Your objective
Retrieve each line that contains the word "Management" from the entries below.

Material provided
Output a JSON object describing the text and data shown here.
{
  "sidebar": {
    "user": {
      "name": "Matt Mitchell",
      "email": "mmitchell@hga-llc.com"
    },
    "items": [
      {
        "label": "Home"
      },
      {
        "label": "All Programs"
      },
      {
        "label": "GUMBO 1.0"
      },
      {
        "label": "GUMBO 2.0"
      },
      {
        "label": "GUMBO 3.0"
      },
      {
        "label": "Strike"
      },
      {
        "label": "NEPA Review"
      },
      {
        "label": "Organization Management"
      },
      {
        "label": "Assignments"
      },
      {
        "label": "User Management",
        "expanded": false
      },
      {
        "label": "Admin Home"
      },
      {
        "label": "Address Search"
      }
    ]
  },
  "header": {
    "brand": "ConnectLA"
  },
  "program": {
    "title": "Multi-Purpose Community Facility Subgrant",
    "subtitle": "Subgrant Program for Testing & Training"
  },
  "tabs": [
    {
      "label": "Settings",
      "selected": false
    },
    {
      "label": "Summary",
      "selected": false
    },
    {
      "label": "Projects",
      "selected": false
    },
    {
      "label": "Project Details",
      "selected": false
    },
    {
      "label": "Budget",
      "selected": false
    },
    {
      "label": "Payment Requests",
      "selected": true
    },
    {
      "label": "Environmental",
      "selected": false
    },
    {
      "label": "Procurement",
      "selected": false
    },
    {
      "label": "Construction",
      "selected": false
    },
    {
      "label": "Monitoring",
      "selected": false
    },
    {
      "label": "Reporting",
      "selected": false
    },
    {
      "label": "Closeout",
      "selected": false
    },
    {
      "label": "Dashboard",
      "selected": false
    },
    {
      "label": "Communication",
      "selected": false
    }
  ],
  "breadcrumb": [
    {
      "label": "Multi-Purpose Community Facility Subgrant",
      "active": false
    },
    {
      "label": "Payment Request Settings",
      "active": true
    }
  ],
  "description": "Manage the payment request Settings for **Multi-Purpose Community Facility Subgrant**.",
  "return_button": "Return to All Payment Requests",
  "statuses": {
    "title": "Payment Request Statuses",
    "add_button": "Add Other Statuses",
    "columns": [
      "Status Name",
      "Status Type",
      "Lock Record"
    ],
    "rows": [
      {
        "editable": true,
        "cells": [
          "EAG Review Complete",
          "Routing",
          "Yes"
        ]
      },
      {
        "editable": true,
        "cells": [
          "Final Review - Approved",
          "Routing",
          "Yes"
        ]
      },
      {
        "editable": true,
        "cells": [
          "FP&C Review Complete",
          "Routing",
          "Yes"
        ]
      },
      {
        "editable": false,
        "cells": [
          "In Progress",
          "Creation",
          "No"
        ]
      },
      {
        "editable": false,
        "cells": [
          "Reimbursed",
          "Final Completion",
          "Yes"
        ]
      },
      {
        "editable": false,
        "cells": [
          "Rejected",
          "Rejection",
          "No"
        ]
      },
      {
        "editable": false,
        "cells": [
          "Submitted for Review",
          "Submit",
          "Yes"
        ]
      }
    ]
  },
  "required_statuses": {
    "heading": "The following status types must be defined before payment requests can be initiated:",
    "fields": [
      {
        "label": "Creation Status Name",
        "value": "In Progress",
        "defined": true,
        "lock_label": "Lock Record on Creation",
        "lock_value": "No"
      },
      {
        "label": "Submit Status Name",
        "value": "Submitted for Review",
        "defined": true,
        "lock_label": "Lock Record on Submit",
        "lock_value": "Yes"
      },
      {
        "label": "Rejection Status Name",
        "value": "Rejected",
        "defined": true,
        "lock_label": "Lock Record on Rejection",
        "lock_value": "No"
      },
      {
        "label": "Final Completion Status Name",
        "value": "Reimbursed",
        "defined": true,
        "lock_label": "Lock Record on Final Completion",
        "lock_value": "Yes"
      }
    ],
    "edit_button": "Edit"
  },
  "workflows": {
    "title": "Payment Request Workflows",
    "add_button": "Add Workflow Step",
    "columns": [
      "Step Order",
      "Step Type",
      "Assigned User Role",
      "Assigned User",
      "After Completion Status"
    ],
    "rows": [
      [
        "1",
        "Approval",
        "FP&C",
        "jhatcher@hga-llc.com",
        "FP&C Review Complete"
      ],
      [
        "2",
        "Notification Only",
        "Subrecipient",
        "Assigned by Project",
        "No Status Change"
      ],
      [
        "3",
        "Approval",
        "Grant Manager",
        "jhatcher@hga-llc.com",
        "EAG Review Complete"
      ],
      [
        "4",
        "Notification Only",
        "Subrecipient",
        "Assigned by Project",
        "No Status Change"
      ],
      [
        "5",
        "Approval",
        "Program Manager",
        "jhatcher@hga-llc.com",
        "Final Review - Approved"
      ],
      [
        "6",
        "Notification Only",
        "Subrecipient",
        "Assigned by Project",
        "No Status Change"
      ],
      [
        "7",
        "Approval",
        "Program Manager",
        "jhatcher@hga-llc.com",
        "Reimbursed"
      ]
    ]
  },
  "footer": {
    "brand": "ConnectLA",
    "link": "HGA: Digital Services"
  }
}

The answer
        "label": "Organization Management"
        "label": "User Management",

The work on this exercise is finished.